Youtong Zheng

Role

  • Assistant Professor, University of Houston

Education

  • PhD, University of Maryland, 2018
  • BS, Nanjing University of Information Science and Technology, 2012

Research Interests

I study low clouds. I am interested in many aspects of low cloud physics, including (1) the vertical air motions that form and maintain the clouds; (2) their coupling with underlying surfaces; (3) their interactions with aerosols; and (4) how they respond and feed back to the large-scale meteorology. I use whatever tools are appropriate to solve the problem: observations (satellite and experiments), theory (mostly simple ones that capture the “coarse-grain” behaviour), and large-eddy simulations.

Professional Experience
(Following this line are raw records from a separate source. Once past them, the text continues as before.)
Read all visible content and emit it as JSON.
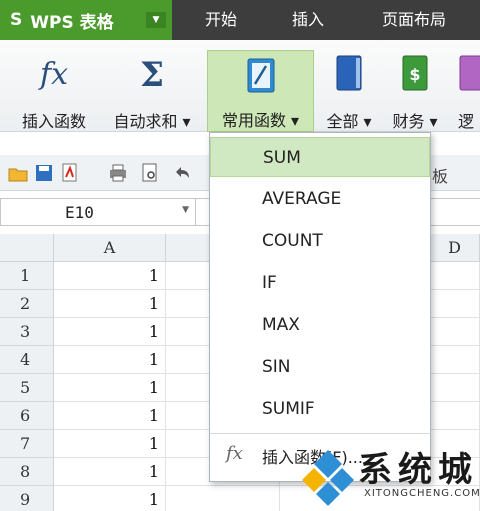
{
  "app": {
    "logo": "S",
    "name": "WPS 表格",
    "caret": "▼"
  },
  "menu": [
    "开始",
    "插入",
    "页面布局"
  ],
  "ribbon": {
    "insert_function": "插入函数",
    "autosum": "自动求和 ▾",
    "common_functions": "常用函数 ▾",
    "all": "全部 ▾",
    "finance": "财务 ▾",
    "logic": "逻"
  },
  "quickbar": {
    "clipboard_partial": "板"
  },
  "formula_bar": {
    "cell_ref": "E10"
  },
  "grid": {
    "columns": [
      "A",
      "D"
    ],
    "rows": [
      {
        "num": "1",
        "a": "1"
      },
      {
        "num": "2",
        "a": "1"
      },
      {
        "num": "3",
        "a": "1"
      },
      {
        "num": "4",
        "a": "1"
      },
      {
        "num": "5",
        "a": "1"
      },
      {
        "num": "6",
        "a": "1"
      },
      {
        "num": "7",
        "a": "1"
      },
      {
        "num": "8",
        "a": "1"
      },
      {
        "num": "9",
        "a": "1"
      }
    ]
  },
  "dropdown": {
    "items": [
      "SUM",
      "AVERAGE",
      "COUNT",
      "IF",
      "MAX",
      "SIN",
      "SUMIF"
    ],
    "selected": "SUM",
    "fx": "fx",
    "insert_label": "插入函数(F)..."
  },
  "watermark": {
    "text": "系统城",
    "sub": "XITONGCHENG.COM"
  },
  "colors": {
    "app_green": "#4a9a2c",
    "menubar": "#3d3d3d",
    "selection": "#d1e9c2"
  }
}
I started my academic career with developing satellite remote-sensing methods of inferring cloud updrafts and cloud condensation nuclei. To validate satellite retrievals, I used ARM experiment data heavily, which brought me into the ARM community. Near the end of my PhD, my original ideas on boundary-layer decoupling contributed greatly to a research proposal funded by ARM. While co-leading that project as a postdoc, I used ARM data from several campaigns, including MARCUS and MAGIC. I am a guest editor for Atmosphere and a session chair in the AMS 13th Symposium on Aerosol-Cloud-Climate Interactions.